REQUIRED ACTION.
State how many lines in the records below include the word "JSON". Give nothing but that number.

BEGIN LISTED RECORDS

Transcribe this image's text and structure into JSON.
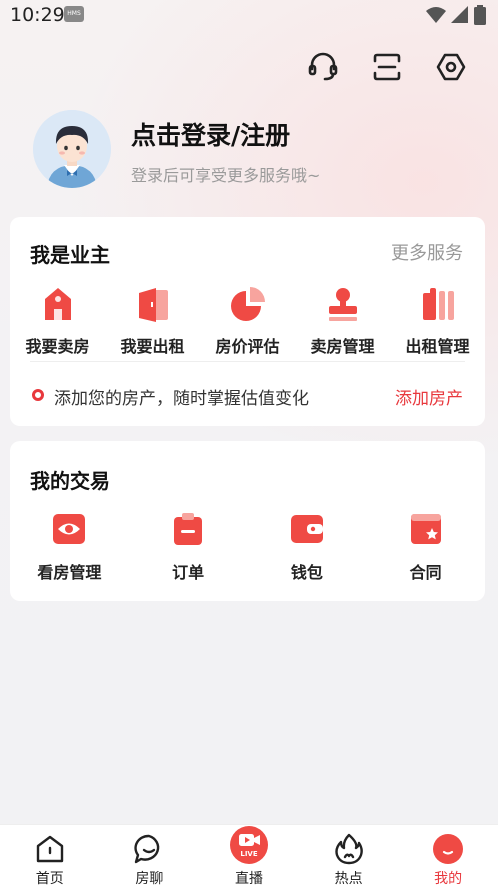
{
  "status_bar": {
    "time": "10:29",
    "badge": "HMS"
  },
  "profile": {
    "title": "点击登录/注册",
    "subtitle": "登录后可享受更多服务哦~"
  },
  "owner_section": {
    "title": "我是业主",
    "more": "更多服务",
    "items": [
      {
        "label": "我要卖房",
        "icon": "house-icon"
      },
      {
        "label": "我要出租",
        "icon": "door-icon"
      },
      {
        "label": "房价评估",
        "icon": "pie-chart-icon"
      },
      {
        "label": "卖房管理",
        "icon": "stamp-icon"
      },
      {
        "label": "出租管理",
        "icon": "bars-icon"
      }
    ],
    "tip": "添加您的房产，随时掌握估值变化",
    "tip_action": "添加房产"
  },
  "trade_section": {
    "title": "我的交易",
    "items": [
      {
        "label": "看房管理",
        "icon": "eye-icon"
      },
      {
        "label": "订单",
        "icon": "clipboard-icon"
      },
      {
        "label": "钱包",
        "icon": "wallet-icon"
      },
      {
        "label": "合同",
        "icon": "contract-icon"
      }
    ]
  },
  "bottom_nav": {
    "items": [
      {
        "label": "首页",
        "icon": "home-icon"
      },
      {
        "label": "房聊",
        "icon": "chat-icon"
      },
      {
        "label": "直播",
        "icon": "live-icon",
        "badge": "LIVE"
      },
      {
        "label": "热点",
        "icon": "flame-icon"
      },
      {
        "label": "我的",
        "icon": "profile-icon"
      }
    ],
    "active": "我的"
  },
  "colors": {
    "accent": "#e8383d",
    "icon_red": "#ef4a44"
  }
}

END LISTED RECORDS
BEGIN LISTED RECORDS

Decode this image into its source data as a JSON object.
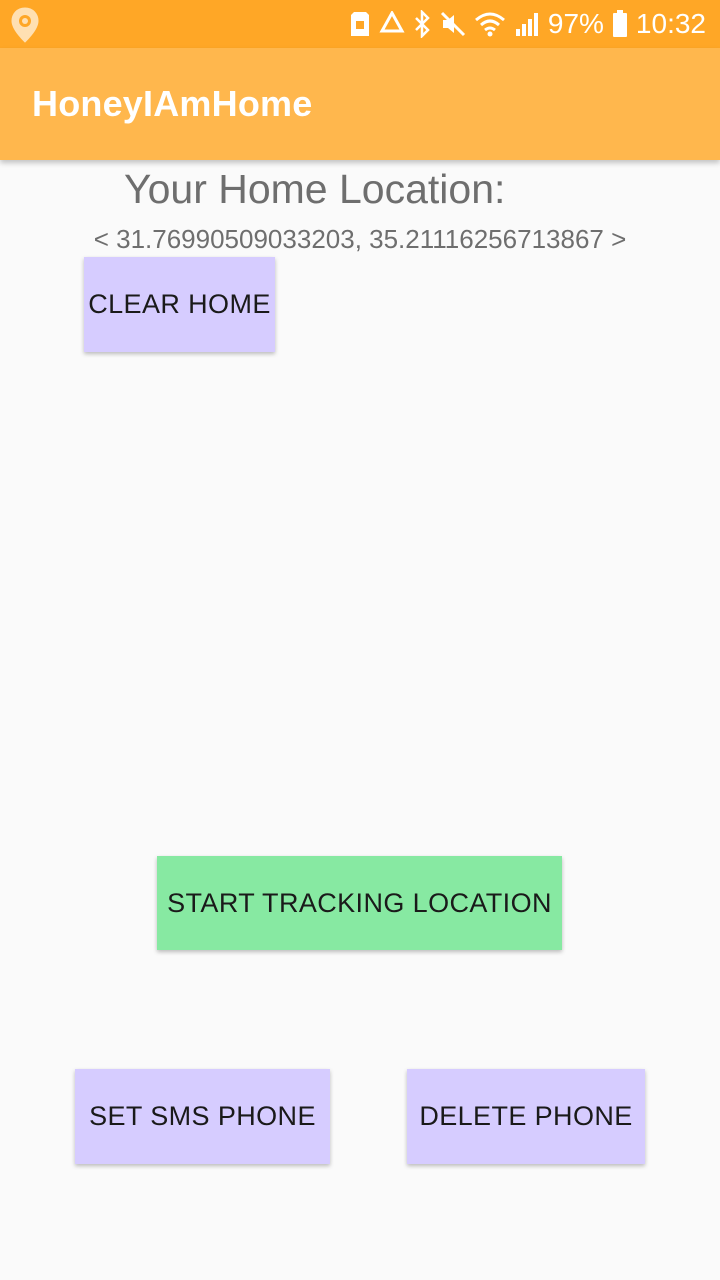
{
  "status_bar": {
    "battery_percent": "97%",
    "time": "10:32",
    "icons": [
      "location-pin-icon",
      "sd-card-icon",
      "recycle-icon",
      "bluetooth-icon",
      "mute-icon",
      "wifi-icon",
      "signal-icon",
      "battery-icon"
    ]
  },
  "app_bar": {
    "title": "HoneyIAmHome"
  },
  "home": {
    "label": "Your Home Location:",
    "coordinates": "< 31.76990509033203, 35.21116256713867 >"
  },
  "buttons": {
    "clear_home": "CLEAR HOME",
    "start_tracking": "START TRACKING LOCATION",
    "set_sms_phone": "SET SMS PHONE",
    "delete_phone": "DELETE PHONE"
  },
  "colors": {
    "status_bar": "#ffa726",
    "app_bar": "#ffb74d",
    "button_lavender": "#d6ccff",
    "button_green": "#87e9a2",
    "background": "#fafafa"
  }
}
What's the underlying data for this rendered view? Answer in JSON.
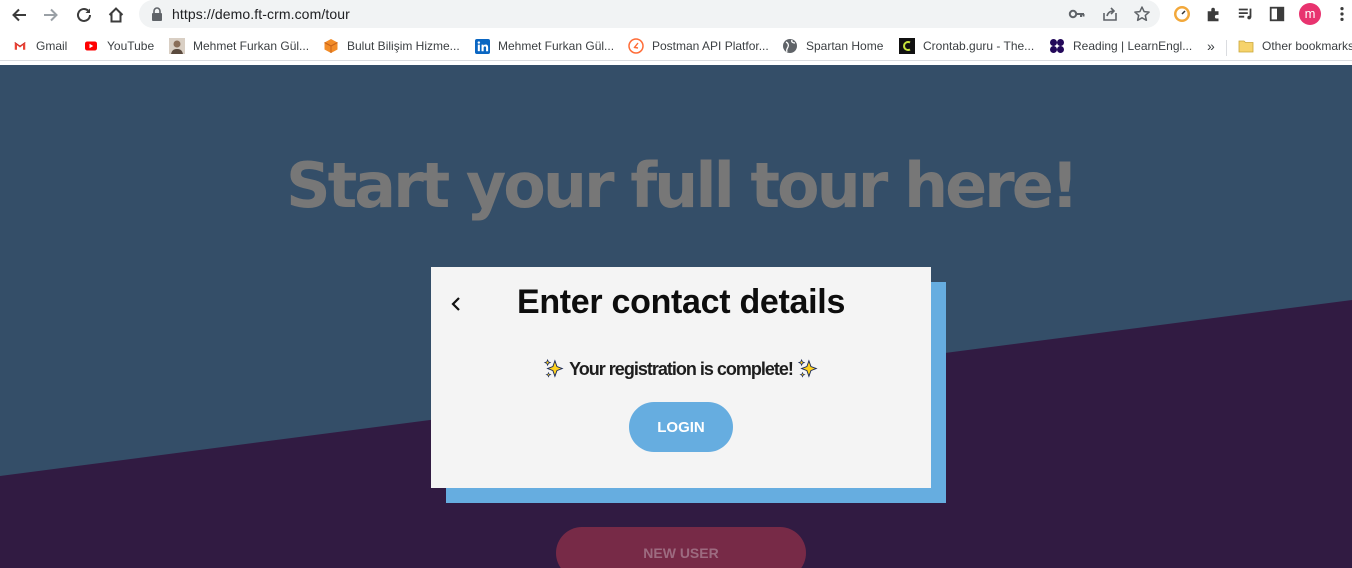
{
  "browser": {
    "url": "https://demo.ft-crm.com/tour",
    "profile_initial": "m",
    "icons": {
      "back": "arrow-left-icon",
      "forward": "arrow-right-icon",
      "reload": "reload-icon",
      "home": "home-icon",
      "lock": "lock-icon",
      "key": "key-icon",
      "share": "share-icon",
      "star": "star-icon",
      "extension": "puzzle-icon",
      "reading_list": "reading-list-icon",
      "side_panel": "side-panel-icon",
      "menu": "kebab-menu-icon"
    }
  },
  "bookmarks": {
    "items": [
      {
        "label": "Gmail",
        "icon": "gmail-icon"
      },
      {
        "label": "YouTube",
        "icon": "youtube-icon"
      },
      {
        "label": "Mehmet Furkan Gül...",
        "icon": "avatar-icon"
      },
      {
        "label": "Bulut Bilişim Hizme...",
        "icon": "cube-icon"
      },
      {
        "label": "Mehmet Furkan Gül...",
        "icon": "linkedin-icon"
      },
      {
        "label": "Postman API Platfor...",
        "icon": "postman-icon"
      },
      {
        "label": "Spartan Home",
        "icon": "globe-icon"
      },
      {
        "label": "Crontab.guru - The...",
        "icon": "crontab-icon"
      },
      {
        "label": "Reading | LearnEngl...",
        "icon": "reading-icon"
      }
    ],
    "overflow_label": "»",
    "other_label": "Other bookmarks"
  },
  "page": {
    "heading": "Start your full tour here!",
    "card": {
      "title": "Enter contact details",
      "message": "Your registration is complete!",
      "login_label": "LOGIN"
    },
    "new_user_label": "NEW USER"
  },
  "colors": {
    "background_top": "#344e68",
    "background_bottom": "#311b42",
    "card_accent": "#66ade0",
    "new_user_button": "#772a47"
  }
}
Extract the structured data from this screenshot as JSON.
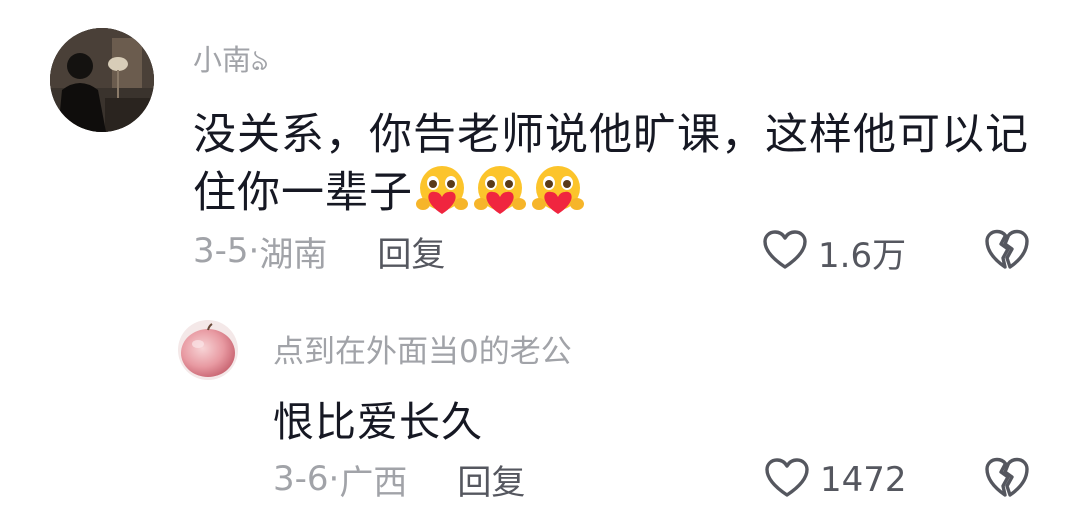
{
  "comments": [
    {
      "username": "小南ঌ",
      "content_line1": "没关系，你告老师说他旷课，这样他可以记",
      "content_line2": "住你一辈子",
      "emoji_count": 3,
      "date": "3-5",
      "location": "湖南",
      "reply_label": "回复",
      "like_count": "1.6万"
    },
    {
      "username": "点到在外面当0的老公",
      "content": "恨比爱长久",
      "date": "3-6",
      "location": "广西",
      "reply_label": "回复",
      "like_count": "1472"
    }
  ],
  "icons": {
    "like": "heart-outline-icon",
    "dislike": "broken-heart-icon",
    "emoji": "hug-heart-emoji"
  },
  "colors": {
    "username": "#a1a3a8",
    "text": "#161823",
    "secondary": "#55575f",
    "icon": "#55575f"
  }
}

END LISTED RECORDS

THE ANSWER.
4